- [What to produce]:
Show each line of the records below where the word "JSON" occurs.

- [Given information]:
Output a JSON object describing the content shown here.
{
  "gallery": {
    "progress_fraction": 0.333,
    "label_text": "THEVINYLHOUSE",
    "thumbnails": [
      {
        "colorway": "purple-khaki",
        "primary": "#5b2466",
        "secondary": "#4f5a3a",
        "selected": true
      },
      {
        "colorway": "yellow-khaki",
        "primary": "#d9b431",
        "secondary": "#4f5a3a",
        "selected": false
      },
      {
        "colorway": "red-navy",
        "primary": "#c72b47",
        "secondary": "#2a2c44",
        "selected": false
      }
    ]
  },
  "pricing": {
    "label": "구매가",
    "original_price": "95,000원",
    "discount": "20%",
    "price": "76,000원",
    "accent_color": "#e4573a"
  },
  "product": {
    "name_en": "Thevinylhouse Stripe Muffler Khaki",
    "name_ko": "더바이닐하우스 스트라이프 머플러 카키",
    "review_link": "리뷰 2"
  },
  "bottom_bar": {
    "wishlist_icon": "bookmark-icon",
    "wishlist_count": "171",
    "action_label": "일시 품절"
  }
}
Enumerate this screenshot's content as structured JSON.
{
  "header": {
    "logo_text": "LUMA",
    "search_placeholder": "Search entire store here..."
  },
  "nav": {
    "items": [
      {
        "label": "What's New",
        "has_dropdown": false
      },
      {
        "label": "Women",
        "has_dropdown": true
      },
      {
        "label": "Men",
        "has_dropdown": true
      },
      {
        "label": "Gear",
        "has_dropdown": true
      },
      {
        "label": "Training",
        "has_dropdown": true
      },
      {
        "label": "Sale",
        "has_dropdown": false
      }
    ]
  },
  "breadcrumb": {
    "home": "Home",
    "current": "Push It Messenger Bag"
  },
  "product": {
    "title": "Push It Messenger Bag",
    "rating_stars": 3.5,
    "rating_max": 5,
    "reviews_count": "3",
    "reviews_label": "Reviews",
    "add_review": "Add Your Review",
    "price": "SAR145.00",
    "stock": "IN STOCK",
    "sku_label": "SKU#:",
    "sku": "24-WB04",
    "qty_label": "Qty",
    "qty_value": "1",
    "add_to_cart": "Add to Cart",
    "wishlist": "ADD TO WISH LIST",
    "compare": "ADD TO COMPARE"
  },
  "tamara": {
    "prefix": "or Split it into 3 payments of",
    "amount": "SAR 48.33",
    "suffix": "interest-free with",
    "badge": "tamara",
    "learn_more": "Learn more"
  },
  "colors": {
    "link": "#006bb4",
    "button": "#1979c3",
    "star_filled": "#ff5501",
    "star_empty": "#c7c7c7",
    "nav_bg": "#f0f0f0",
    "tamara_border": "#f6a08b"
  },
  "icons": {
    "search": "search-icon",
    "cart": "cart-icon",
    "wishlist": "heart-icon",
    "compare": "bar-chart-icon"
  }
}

- [Task result]:
Output a JSON object describing the content shown here.
Enumerate this screenshot's content as structured JSON.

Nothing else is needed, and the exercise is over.